#### Dataset excerpts:

##########

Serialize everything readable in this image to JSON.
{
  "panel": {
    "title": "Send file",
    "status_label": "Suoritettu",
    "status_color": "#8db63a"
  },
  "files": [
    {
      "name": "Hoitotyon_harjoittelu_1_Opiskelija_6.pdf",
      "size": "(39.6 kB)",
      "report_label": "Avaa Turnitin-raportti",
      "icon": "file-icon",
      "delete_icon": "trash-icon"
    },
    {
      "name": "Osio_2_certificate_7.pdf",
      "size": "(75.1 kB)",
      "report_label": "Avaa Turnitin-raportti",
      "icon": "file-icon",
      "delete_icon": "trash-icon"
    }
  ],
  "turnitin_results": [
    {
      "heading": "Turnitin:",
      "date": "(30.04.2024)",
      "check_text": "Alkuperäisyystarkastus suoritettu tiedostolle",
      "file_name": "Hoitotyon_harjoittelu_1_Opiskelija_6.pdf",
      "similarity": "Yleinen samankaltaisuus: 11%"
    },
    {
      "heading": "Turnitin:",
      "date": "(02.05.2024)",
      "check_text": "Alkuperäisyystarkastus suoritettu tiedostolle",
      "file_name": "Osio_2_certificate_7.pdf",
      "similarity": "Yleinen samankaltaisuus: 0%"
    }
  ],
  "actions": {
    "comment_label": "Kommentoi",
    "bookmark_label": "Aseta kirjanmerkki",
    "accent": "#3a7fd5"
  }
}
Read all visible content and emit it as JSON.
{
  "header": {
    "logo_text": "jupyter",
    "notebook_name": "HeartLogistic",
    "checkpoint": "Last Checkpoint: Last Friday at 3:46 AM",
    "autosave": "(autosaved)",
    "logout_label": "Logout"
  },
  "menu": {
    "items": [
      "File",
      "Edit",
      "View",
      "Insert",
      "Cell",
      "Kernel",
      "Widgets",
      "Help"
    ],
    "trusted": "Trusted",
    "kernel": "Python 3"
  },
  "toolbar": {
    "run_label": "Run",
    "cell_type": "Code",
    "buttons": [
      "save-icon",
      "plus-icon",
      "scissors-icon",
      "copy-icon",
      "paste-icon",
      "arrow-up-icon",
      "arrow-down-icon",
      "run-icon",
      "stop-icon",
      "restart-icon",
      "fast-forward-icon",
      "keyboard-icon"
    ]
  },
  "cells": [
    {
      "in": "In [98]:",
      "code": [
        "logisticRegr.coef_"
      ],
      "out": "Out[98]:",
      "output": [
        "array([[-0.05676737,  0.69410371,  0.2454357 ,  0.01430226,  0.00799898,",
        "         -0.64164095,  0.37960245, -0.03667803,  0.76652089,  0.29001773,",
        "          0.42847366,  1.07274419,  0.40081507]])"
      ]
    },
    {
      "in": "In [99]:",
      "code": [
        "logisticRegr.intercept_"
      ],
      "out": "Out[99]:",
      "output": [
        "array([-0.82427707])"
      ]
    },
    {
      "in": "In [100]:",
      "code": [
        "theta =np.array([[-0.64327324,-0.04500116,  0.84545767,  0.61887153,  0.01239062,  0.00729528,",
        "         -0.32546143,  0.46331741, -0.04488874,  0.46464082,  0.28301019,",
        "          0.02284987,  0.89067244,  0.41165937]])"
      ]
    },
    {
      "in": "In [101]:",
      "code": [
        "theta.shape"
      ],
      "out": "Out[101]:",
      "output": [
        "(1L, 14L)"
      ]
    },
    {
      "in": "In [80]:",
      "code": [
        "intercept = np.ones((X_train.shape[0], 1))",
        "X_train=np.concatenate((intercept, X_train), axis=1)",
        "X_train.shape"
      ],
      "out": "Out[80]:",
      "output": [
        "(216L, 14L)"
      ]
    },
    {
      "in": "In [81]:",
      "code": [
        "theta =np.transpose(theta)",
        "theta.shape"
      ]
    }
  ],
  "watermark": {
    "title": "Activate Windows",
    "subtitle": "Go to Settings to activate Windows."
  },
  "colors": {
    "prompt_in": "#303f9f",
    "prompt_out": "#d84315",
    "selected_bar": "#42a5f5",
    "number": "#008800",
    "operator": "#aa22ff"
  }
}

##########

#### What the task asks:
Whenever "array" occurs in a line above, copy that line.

#### Exercise output:
        "array([[-0.05676737,  0.69410371,  0.2454357 ,  0.01430226,  0.00799898,",
        "array([-0.82427707])"
        "theta =np.array([[-0.64327324,-0.04500116,  0.84545767,  0.61887153,  0.01239062,  0.00729528,",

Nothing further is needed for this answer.